Wood closes his book by appropriating a word of Freud’s: Nachträglichkeit, or “afterwardness”. For Wood, it evokes the sense of departure and even exile that he still feels after eighteen years of living in the United States. But it neatly ties back to the themes of religious loss that permeate the rest of the book. Literature’s value, certainly for me and evidently for Wood, but perhaps also for the ruins of old Christendom, lies in its power to approach matters of ultimate concern, even if it eschews metaphysics, remains resolutely worldly and only offers what Wood calls “fumbled answers”. Many writers since the late nineteenth century, whether confessing or not, have written in the knowledge that religion had entered a state of afterwardness.
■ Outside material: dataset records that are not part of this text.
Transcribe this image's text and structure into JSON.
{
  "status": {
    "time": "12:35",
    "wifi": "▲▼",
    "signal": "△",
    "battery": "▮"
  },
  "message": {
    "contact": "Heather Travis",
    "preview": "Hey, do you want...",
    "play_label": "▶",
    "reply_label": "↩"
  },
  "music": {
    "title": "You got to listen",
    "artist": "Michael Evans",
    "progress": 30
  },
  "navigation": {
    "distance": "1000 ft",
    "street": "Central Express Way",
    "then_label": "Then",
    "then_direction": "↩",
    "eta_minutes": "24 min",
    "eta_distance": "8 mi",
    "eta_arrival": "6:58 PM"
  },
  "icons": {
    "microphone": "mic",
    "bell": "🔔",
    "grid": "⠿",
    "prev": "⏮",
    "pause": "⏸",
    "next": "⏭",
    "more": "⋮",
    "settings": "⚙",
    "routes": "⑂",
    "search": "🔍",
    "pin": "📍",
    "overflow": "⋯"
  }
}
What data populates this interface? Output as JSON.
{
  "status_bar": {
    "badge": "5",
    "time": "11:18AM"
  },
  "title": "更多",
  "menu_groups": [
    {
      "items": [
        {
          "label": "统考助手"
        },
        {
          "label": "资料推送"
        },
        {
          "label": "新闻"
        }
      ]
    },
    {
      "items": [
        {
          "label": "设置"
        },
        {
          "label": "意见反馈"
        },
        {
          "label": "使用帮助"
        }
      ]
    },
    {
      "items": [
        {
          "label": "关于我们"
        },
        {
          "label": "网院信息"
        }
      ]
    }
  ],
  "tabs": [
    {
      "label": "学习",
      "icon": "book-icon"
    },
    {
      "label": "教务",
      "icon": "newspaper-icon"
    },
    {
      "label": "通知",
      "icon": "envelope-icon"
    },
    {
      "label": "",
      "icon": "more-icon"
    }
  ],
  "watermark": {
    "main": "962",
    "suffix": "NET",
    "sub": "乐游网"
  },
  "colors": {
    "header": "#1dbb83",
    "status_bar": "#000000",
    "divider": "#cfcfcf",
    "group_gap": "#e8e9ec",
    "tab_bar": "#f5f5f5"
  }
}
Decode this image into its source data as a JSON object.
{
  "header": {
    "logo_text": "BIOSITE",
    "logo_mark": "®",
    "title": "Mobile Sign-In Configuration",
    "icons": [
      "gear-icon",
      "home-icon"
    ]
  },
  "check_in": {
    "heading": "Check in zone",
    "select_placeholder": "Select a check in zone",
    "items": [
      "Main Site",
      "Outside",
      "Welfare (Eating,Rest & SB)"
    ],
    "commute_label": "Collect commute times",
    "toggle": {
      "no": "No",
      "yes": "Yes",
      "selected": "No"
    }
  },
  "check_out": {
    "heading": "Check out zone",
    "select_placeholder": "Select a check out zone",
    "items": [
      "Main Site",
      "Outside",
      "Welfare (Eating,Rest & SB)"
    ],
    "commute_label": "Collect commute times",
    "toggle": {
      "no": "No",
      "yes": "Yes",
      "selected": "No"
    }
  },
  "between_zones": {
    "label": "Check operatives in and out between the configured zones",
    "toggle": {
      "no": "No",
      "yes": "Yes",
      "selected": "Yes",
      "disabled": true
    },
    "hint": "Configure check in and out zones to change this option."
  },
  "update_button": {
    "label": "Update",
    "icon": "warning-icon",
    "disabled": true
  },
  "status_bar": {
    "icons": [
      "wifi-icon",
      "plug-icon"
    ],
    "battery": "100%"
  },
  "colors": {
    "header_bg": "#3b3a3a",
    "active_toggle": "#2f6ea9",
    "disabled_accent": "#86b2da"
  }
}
This is just as true of Christian writers like T.S. Eliot, Dostoevsky, and R.S. Thomas, as it is of unbelievers like Hardy, Beckett, Joyce, and Woolf, and those of more esoteric affiliation like William Golding, Clarice Lispector or Jack Kerouac. Although I can’t help wishing that Wood might expand upon this theme at more length – and god forbid, even with some analysis – his continued attention to the religious roots of Western literary culture, the quasi-religious aspects of both reading and writing literature, and the way that literature comes back, even tangentially, to Hardy’s insistent question makes The Nearest Thing to Life a book worthy of quite a few “pompous ticks”.